The First Bid
So we put in a low bid on Century Farms in late October 2021, around $35k below asking price. We found out that investors were the only other people interested in the property, and they would only give low bids also.
Our rancher was a short sale that took 6 months to close. We discovered that these sellers had signed an agreement with an investment group that took away their control over the asking price. Over a week or so, we gradually increased our offer up to $5 less than asking price– and were accepted!
We planned on two major renovations– the upstairs bathroom/master bedroom area, and a new heating system. As time progressed and we had contractors come and go, the new heating system became new windows instead.
We had a dollar amount in our heads for these 2 renovations. We hoped to not spend much more than that. Now that we are seven months in, I can tell you we have probably spent about twice our original hoped-for amount. And there is still alot to get done!
However, we knew going in that if Century Farms had been in move-in condition, the asking price would have been double what it was. So we figured we could dump quite a bit of money in, and still be ahead.
The house that the sellers were going to move to, fell through, so they asked to rent back Century Farms for 2 weeks. We said no way, because of our previous experience when they wouldn’t even leave the house for us to look at it.
Since we owned our rancher, we had the freedom to delay the closing date to accomodate the sellers until they found another place. We ended up closing 3 days before Christmas 2021. We jumped right in and got to work. You can see how much we got done in the first ten days Here.
We planned that we would work on the house for 3 months before moving in. We also planned to put our rancher up for sale after 2 months. Everything went according to plan! Wow, how often can we say that?!
We put our rancher up the first weekend in March, after I worked hard to pack up and move as much as we could ahead of time. That way the rancher wasn’t as cluttered and full with all of our stuff.
It sold in about 4 days, after 16 showings. We had 4 good offers. In fact 2 offers were so good we were hesitant that it would appraise that high so we actually lowered it by 10k when we accepted one of the offers.
What do you think when I tell you that we sold our rancher on a 1/3 of an acre for the same price we paid for our old farmhouse on 3 acres?! Let me know in the comments!

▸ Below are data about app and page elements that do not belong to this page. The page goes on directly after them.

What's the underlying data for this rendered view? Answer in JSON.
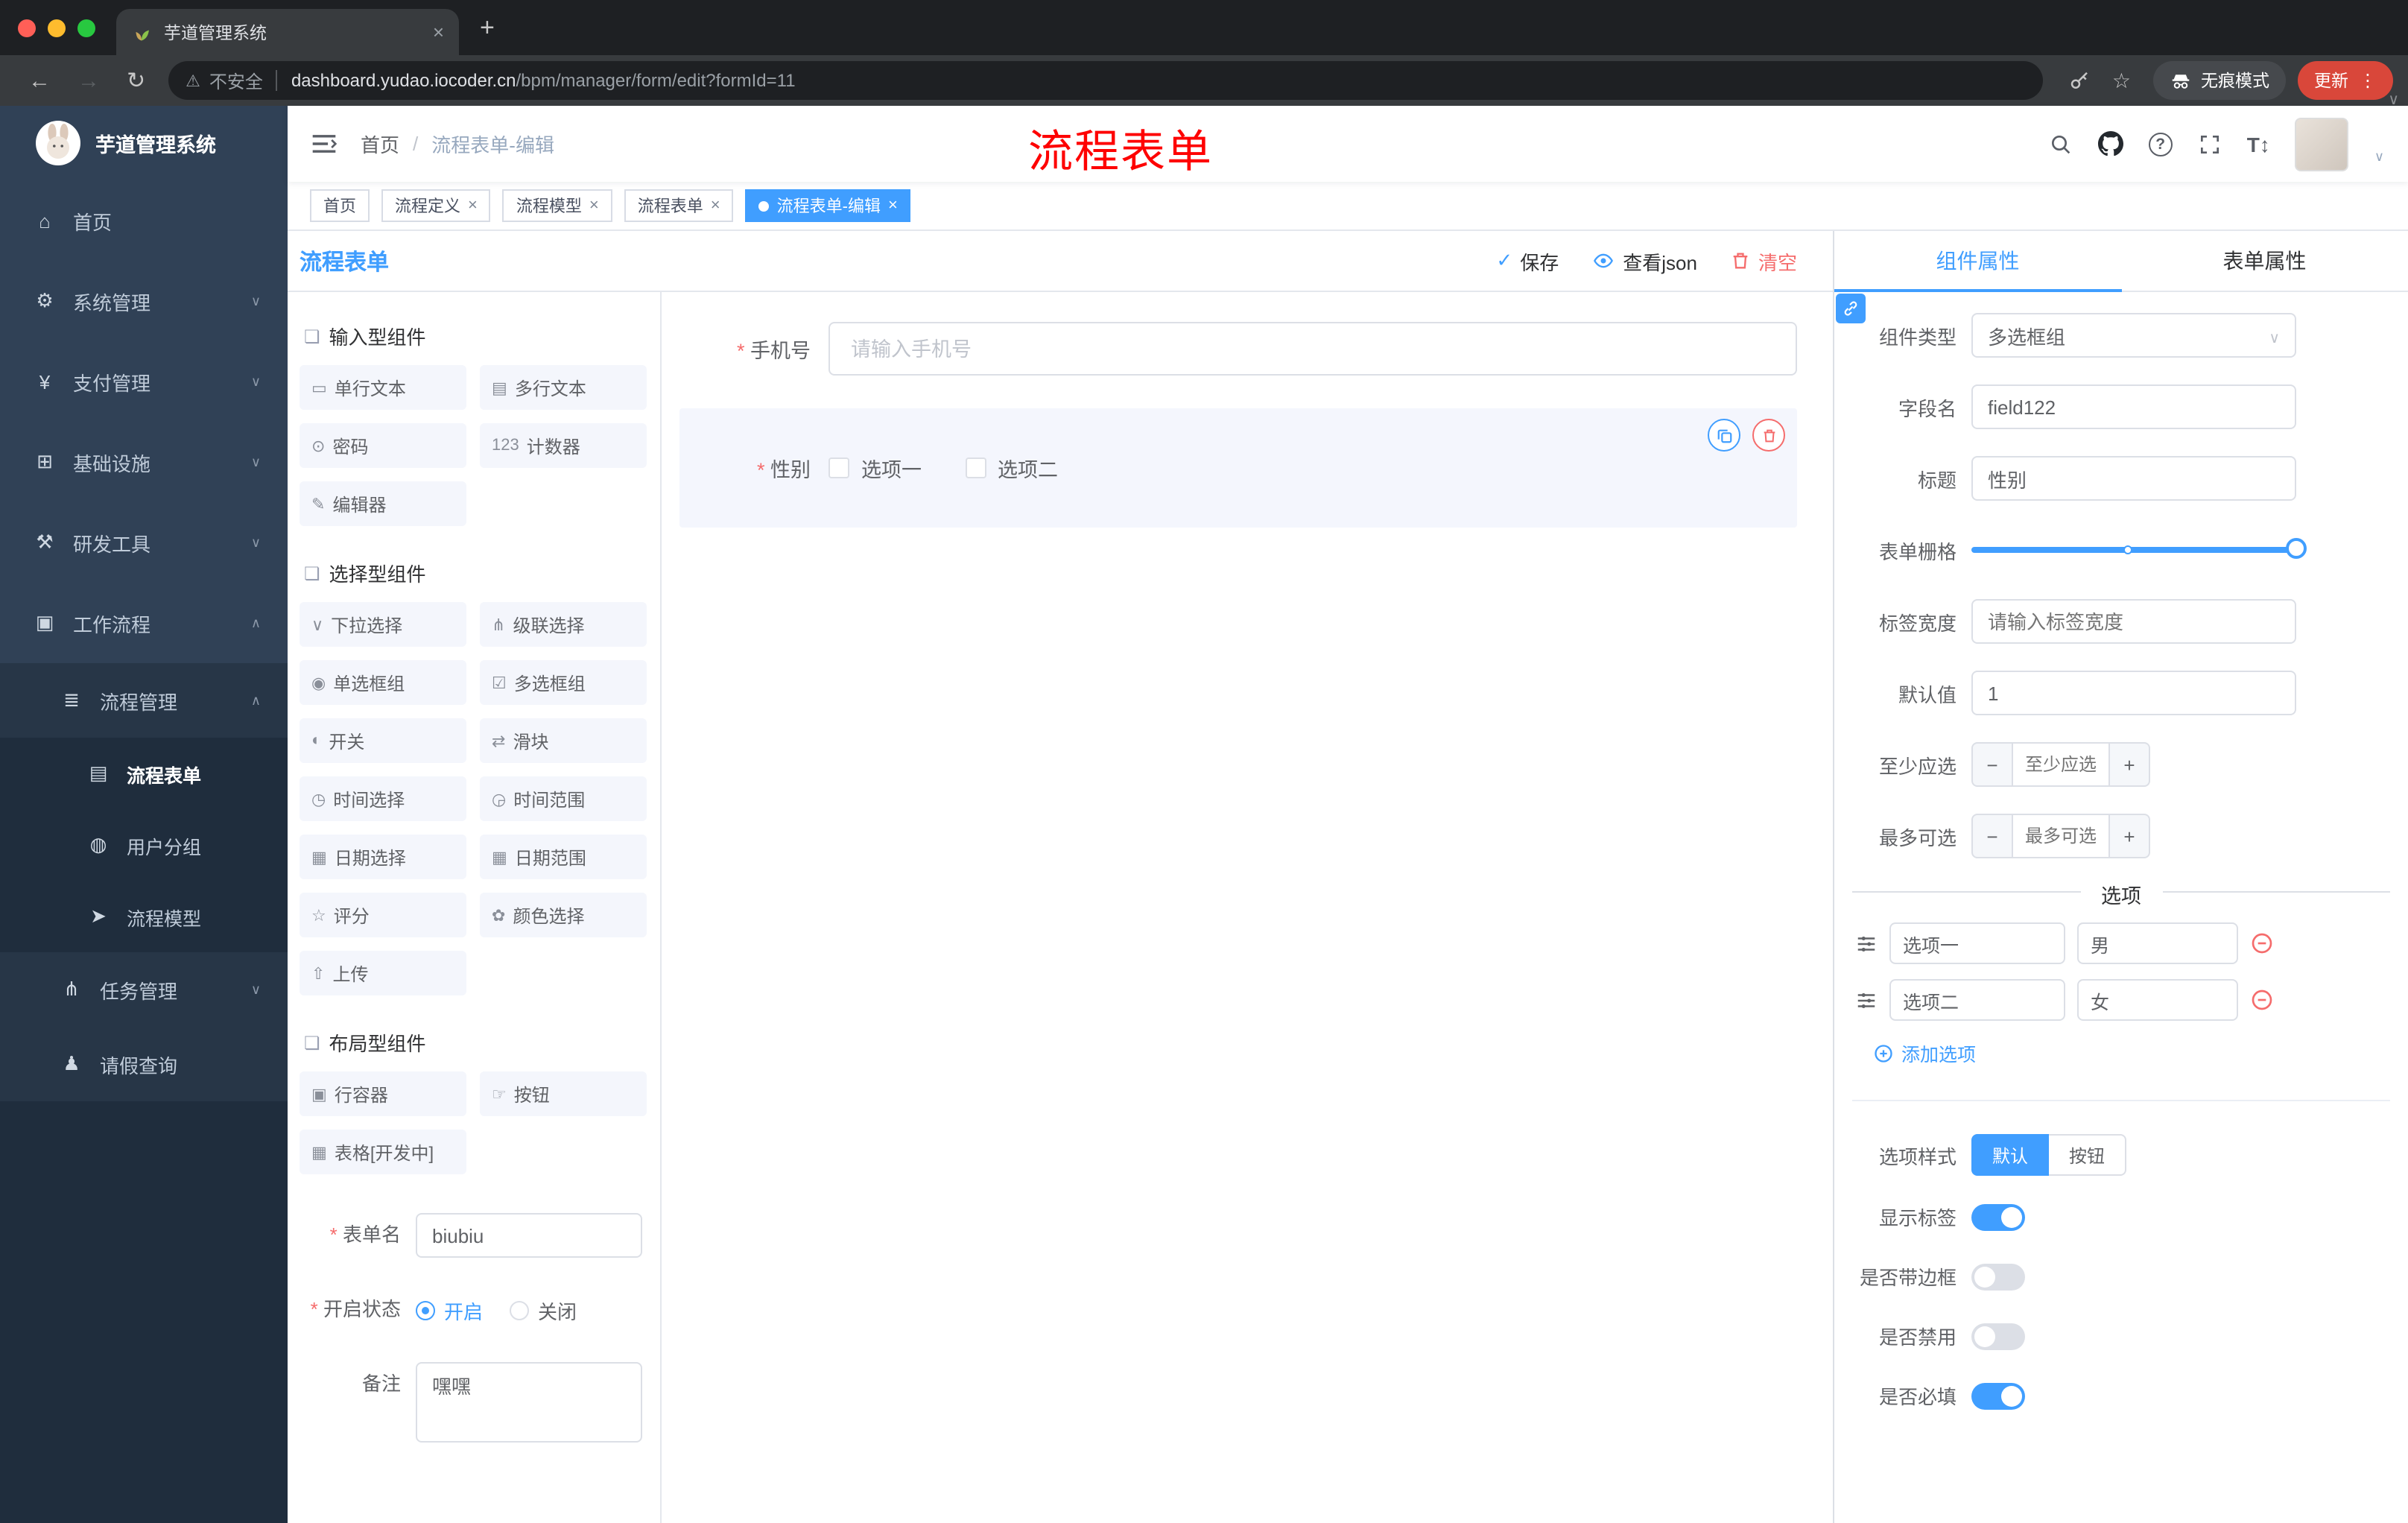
{
  "colors": {
    "accent": "#409eff",
    "danger": "#f56c6c",
    "sidebar_bg": "#304156",
    "annotation_red": "#fe0000"
  },
  "browser": {
    "tab_title": "芋道管理系统",
    "security_text": "不安全",
    "url_host": "dashboard.yudao.iocoder.cn",
    "url_path": "/bpm/manager/form/edit?formId=11",
    "incognito_label": "无痕模式",
    "update_label": "更新",
    "menu_dots": "⋮"
  },
  "sidebar": {
    "app_title": "芋道管理系统",
    "items": [
      {
        "icon": "⌂",
        "label": "首页",
        "chevron": ""
      },
      {
        "icon": "⚙",
        "label": "系统管理",
        "chevron": "∨"
      },
      {
        "icon": "¥",
        "label": "支付管理",
        "chevron": "∨"
      },
      {
        "icon": "⊞",
        "label": "基础设施",
        "chevron": "∨"
      },
      {
        "icon": "⚒",
        "label": "研发工具",
        "chevron": "∨"
      },
      {
        "icon": "▣",
        "label": "工作流程",
        "chevron": "∧"
      },
      {
        "icon": "≣",
        "label": "流程管理",
        "chevron": "∧"
      },
      {
        "icon": "▤",
        "label": "流程表单",
        "chevron": ""
      },
      {
        "icon": "◍",
        "label": "用户分组",
        "chevron": ""
      },
      {
        "icon": "➤",
        "label": "流程模型",
        "chevron": ""
      },
      {
        "icon": "⋔",
        "label": "任务管理",
        "chevron": "∨"
      },
      {
        "icon": "♟",
        "label": "请假查询",
        "chevron": ""
      }
    ]
  },
  "header": {
    "breadcrumb_home": "首页",
    "breadcrumb_current": "流程表单-编辑",
    "annotation": "流程表单"
  },
  "tags": [
    {
      "label": "首页"
    },
    {
      "label": "流程定义"
    },
    {
      "label": "流程模型"
    },
    {
      "label": "流程表单"
    },
    {
      "label": "流程表单-编辑"
    }
  ],
  "designer": {
    "title": "流程表单",
    "save_label": "保存",
    "view_json_label": "查看json",
    "clear_label": "清空",
    "palette": {
      "sections": [
        {
          "title": "输入型组件",
          "items": [
            {
              "icon": "▭",
              "label": "单行文本"
            },
            {
              "icon": "▤",
              "label": "多行文本"
            },
            {
              "icon": "⊙",
              "label": "密码"
            },
            {
              "icon": "123",
              "label": "计数器"
            },
            {
              "icon": "✎",
              "label": "编辑器"
            }
          ]
        },
        {
          "title": "选择型组件",
          "items": [
            {
              "icon": "∨",
              "label": "下拉选择"
            },
            {
              "icon": "⋔",
              "label": "级联选择"
            },
            {
              "icon": "◉",
              "label": "单选框组"
            },
            {
              "icon": "☑",
              "label": "多选框组"
            },
            {
              "icon": "◐",
              "label": "开关"
            },
            {
              "icon": "⇄",
              "label": "滑块"
            },
            {
              "icon": "◷",
              "label": "时间选择"
            },
            {
              "icon": "◶",
              "label": "时间范围"
            },
            {
              "icon": "▦",
              "label": "日期选择"
            },
            {
              "icon": "▦",
              "label": "日期范围"
            },
            {
              "icon": "☆",
              "label": "评分"
            },
            {
              "icon": "✿",
              "label": "颜色选择"
            },
            {
              "icon": "⇧",
              "label": "上传"
            }
          ]
        },
        {
          "title": "布局型组件",
          "items": [
            {
              "icon": "▣",
              "label": "行容器"
            },
            {
              "icon": "☞",
              "label": "按钮"
            },
            {
              "icon": "▦",
              "label": "表格[开发中]"
            }
          ]
        }
      ]
    },
    "meta": {
      "form_name_label": "表单名",
      "form_name_value": "biubiu",
      "status_label": "开启状态",
      "status_on": "开启",
      "status_off": "关闭",
      "remark_label": "备注",
      "remark_value": "嘿嘿"
    },
    "canvas": {
      "phone_label": "手机号",
      "phone_placeholder": "请输入手机号",
      "gender_label": "性别",
      "gender_option1": "选项一",
      "gender_option2": "选项二"
    }
  },
  "properties": {
    "tab_component": "组件属性",
    "tab_form": "表单属性",
    "type_label": "组件类型",
    "type_value": "多选框组",
    "field_label": "字段名",
    "field_value": "field122",
    "title_label": "标题",
    "title_value": "性别",
    "grid_label": "表单栅格",
    "width_label": "标签宽度",
    "width_placeholder": "请输入标签宽度",
    "default_label": "默认值",
    "default_value": "1",
    "min_label": "至少应选",
    "min_placeholder": "至少应选",
    "max_label": "最多可选",
    "max_placeholder": "最多可选",
    "options_title": "选项",
    "options": [
      {
        "label": "选项一",
        "value": "男"
      },
      {
        "label": "选项二",
        "value": "女"
      }
    ],
    "add_option_label": "添加选项",
    "style_label": "选项样式",
    "style_default": "默认",
    "style_button": "按钮",
    "toggle_show_label": "显示标签",
    "toggle_border_label": "是否带边框",
    "toggle_disabled_label": "是否禁用",
    "toggle_required_label": "是否必填"
  }
}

The rancher and farmhouse are 5 miles apart, and in the same school district.
So we moved to the farmhouse the end of March, and closed on our rancher on April 8th. Have you ever renovated an old farmhouse while packing and moving and unpacking again?! Let me tell you that it is not for the faint of heart!
The new owners are taking good care of our old rancher– they’ve trimmed the trees and painted the shutters- and door trim– doesn’t it look fabulous?!
Our upstairs bathroom renovation is now mostly finished, except for the ceiling and baseboard trim.
Why We Moved
One of the reasons we wanted to move was that we thought it would be better for our children. So far, it has been. Adversity is good.
For example, at our rancher we hardly had any bugs. So few that my kids never had to use a fly swatter. Now we have lots of critters, and yesterday my son didn’t hesitate to grab and use a flyswatter on a cricket. At the rancher he didn’t have that skill or confidence. See what I mean about adversity being good?!
That was just one example. There are many more. I can’t manage this large house by myself. I have to have help. And the kids have to help me. That’s better than them sitting around doing their own selfish things all the time.
David has had to stretch himself also. At the rancher, he didn’t have to do much to it; it was already done. Before we moved to Century Farms, we agreed that he would do alot of the work himself. And he has. And I have kept doing home improvement, just like I always have.
Is this house keeping us young? Well…. probably not. But it is certainly keeping us more active for the time being!!